▶ _Description of the task_: The response must match the data below exactly, line for line.

▶ _Data to process_:
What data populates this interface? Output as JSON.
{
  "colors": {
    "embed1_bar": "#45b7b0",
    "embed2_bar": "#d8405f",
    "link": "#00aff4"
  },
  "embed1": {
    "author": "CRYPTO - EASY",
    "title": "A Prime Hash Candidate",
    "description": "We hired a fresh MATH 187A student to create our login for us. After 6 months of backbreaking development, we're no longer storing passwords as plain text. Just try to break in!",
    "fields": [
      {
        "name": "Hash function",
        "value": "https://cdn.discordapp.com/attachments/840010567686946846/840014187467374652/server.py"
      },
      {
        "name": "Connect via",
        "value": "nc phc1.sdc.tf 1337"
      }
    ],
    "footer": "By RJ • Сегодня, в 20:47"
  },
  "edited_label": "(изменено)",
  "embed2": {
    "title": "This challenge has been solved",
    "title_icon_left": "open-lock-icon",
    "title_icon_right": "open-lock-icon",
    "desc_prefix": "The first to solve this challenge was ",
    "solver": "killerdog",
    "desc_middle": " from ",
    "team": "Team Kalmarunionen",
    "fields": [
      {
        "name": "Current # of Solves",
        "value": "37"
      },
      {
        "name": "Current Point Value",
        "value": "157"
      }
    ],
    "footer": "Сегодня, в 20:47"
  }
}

▶ _Your response_:
What data populates this interface? Output as JSON.
{
  "colors": {
    "embed1_bar": "#45b7b0",
    "embed2_bar": "#d8405f",
    "link": "#00aff4"
  },
  "embed1": {
    "author": "CRYPTO - EASY",
    "title": "A Prime Hash Candidate",
    "description": "We hired a fresh MATH 187A student to create our login for us. After 6 months of backbreaking development, we're no longer storing passwords as plain text. Just try to break in!",
    "fields": [
      {
        "name": "Hash function",
        "value": "https://cdn.discordapp.com/attachments/840010567686946846/840014187467374652/server.py"
      },
      {
        "name": "Connect via",
        "value": "nc phc1.sdc.tf 1337"
      }
    ],
    "footer": "By RJ • Сегодня, в 20:47"
  },
  "edited_label": "(изменено)",
  "embed2": {
    "title": "This challenge has been solved",
    "title_icon_left": "open-lock-icon",
    "title_icon_right": "open-lock-icon",
    "desc_prefix": "The first to solve this challenge was ",
    "solver": "killerdog",
    "desc_middle": " from ",
    "team": "Team Kalmarunionen",
    "fields": [
      {
        "name": "Current # of Solves",
        "value": "37"
      },
      {
        "name": "Current Point Value",
        "value": "157"
      }
    ],
    "footer": "Сегодня, в 20:47"
  }
}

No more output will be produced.